» Data about app and page elements:
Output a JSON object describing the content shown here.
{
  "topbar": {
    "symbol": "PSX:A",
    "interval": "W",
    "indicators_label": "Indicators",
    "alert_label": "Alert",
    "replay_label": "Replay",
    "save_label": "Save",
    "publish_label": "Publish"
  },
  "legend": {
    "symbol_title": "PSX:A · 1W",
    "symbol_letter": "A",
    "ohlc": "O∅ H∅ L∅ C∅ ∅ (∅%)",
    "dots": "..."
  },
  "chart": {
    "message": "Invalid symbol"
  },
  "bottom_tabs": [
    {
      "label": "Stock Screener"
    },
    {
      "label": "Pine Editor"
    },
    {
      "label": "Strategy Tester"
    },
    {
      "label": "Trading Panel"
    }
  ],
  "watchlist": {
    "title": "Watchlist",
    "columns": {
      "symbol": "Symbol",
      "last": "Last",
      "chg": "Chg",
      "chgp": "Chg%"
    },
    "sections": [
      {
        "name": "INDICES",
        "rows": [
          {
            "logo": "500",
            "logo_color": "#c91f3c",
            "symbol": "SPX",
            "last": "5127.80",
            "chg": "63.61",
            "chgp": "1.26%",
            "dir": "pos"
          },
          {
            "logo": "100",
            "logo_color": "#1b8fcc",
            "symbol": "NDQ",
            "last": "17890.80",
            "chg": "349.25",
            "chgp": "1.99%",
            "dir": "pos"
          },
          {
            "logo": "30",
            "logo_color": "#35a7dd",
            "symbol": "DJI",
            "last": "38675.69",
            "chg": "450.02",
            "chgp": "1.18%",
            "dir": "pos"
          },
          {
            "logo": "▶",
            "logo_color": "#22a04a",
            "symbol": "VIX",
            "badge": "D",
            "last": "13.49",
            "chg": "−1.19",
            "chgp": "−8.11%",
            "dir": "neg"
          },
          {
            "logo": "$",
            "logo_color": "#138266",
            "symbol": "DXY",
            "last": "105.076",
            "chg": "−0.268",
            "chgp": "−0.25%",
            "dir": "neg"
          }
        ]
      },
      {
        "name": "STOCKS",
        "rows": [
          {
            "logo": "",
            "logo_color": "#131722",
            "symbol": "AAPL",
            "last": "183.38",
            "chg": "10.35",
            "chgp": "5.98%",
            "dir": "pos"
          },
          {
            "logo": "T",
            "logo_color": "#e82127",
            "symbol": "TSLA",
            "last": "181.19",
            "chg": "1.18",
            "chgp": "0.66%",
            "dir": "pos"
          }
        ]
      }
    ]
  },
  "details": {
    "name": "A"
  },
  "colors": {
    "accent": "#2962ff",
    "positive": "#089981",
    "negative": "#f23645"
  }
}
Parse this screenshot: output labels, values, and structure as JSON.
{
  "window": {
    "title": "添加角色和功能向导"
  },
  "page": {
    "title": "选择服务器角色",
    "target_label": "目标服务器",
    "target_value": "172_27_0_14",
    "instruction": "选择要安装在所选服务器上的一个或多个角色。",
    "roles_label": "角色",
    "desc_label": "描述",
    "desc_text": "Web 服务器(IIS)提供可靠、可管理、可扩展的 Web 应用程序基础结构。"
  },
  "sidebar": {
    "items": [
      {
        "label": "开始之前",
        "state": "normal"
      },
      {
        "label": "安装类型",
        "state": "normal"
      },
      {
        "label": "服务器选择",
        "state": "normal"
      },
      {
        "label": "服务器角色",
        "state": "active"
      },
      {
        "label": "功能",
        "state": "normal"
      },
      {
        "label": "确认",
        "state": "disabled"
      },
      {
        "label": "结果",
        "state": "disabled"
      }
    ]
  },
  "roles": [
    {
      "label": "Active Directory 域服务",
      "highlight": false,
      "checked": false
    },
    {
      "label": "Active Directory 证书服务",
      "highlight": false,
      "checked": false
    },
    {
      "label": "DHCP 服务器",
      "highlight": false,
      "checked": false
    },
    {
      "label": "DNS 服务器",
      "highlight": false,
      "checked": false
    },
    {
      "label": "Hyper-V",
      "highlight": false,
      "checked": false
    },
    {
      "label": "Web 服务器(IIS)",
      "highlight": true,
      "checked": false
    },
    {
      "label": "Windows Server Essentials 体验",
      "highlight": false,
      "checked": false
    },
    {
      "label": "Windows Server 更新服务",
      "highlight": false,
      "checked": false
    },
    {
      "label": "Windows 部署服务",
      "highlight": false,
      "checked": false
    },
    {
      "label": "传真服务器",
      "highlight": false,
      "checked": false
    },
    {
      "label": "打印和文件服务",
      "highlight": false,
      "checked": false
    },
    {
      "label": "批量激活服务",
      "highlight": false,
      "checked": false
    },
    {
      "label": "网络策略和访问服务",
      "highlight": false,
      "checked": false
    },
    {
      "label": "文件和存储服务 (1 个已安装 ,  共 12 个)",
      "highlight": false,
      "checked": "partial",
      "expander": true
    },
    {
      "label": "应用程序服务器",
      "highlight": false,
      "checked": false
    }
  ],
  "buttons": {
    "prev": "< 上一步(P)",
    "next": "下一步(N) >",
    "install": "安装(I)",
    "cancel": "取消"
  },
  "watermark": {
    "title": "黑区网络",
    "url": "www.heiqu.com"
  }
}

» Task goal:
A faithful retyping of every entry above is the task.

» Reply:
Output a JSON object describing the content shown here.
{
  "topbar": {
    "symbol": "PSX:A",
    "interval": "W",
    "indicators_label": "Indicators",
    "alert_label": "Alert",
    "replay_label": "Replay",
    "save_label": "Save",
    "publish_label": "Publish"
  },
  "legend": {
    "symbol_title": "PSX:A · 1W",
    "symbol_letter": "A",
    "ohlc": "O∅ H∅ L∅ C∅ ∅ (∅%)",
    "dots": "..."
  },
  "chart": {
    "message": "Invalid symbol"
  },
  "bottom_tabs": [
    {
      "label": "Stock Screener"
    },
    {
      "label": "Pine Editor"
    },
    {
      "label": "Strategy Tester"
    },
    {
      "label": "Trading Panel"
    }
  ],
  "watchlist": {
    "title": "Watchlist",
    "columns": {
      "symbol": "Symbol",
      "last": "Last",
      "chg": "Chg",
      "chgp": "Chg%"
    },
    "sections": [
      {
        "name": "INDICES",
        "rows": [
          {
            "logo": "500",
            "logo_color": "#c91f3c",
            "symbol": "SPX",
            "last": "5127.80",
            "chg": "63.61",
            "chgp": "1.26%",
            "dir": "pos"
          },
          {
            "logo": "100",
            "logo_color": "#1b8fcc",
            "symbol": "NDQ",
            "last": "17890.80",
            "chg": "349.25",
            "chgp": "1.99%",
            "dir": "pos"
          },
          {
            "logo": "30",
            "logo_color": "#35a7dd",
            "symbol": "DJI",
            "last": "38675.69",
            "chg": "450.02",
            "chgp": "1.18%",
            "dir": "pos"
          },
          {
            "logo": "▶",
            "logo_color": "#22a04a",
            "symbol": "VIX",
            "badge": "D",
            "last": "13.49",
            "chg": "−1.19",
            "chgp": "−8.11%",
            "dir": "neg"
          },
          {
            "logo": "$",
            "logo_color": "#138266",
            "symbol": "DXY",
            "last": "105.076",
            "chg": "−0.268",
            "chgp": "−0.25%",
            "dir": "neg"
          }
        ]
      },
      {
        "name": "STOCKS",
        "rows": [
          {
            "logo": "",
            "logo_color": "#131722",
            "symbol": "AAPL",
            "last": "183.38",
            "chg": "10.35",
            "chgp": "5.98%",
            "dir": "pos"
          },
          {
            "logo": "T",
            "logo_color": "#e82127",
            "symbol": "TSLA",
            "last": "181.19",
            "chg": "1.18",
            "chgp": "0.66%",
            "dir": "pos"
          }
        ]
      }
    ]
  },
  "details": {
    "name": "A"
  },
  "colors": {
    "accent": "#2962ff",
    "positive": "#089981",
    "negative": "#f23645"
  }
}
Parse this screenshot: output labels, values, and structure as JSON.
{
  "window": {
    "title": "添加角色和功能向导"
  },
  "page": {
    "title": "选择服务器角色",
    "target_label": "目标服务器",
    "target_value": "172_27_0_14",
    "instruction": "选择要安装在所选服务器上的一个或多个角色。",
    "roles_label": "角色",
    "desc_label": "描述",
    "desc_text": "Web 服务器(IIS)提供可靠、可管理、可扩展的 Web 应用程序基础结构。"
  },
  "sidebar": {
    "items": [
      {
        "label": "开始之前",
        "state": "normal"
      },
      {
        "label": "安装类型",
        "state": "normal"
      },
      {
        "label": "服务器选择",
        "state": "normal"
      },
      {
        "label": "服务器角色",
        "state": "active"
      },
      {
        "label": "功能",
        "state": "normal"
      },
      {
        "label": "确认",
        "state": "disabled"
      },
      {
        "label": "结果",
        "state": "disabled"
      }
    ]
  },
  "roles": [
    {
      "label": "Active Directory 域服务",
      "highlight": false,
      "checked": false
    },
    {
      "label": "Active Directory 证书服务",
      "highlight": false,
      "checked": false
    },
    {
      "label": "DHCP 服务器",
      "highlight": false,
      "checked": false
    },
    {
      "label": "DNS 服务器",
      "highlight": false,
      "checked": false
    },
    {
      "label": "Hyper-V",
      "highlight": false,
      "checked": false
    },
    {
      "label": "Web 服务器(IIS)",
      "highlight": true,
      "checked": false
    },
    {
      "label": "Windows Server Essentials 体验",
      "highlight": false,
      "checked": false
    },
    {
      "label": "Windows Server 更新服务",
      "highlight": false,
      "checked": false
    },
    {
      "label": "Windows 部署服务",
      "highlight": false,
      "checked": false
    },
    {
      "label": "传真服务器",
      "highlight": false,
      "checked": false
    },
    {
      "label": "打印和文件服务",
      "highlight": false,
      "checked": false
    },
    {
      "label": "批量激活服务",
      "highlight": false,
      "checked": false
    },
    {
      "label": "网络策略和访问服务",
      "highlight": false,
      "checked": false
    },
    {
      "label": "文件和存储服务 (1 个已安装 ,  共 12 个)",
      "highlight": false,
      "checked": "partial",
      "expander": true
    },
    {
      "label": "应用程序服务器",
      "highlight": false,
      "checked": false
    }
  ],
  "buttons": {
    "prev": "< 上一步(P)",
    "next": "下一步(N) >",
    "install": "安装(I)",
    "cancel": "取消"
  },
  "watermark": {
    "title": "黑区网络",
    "url": "www.heiqu.com"
  }
}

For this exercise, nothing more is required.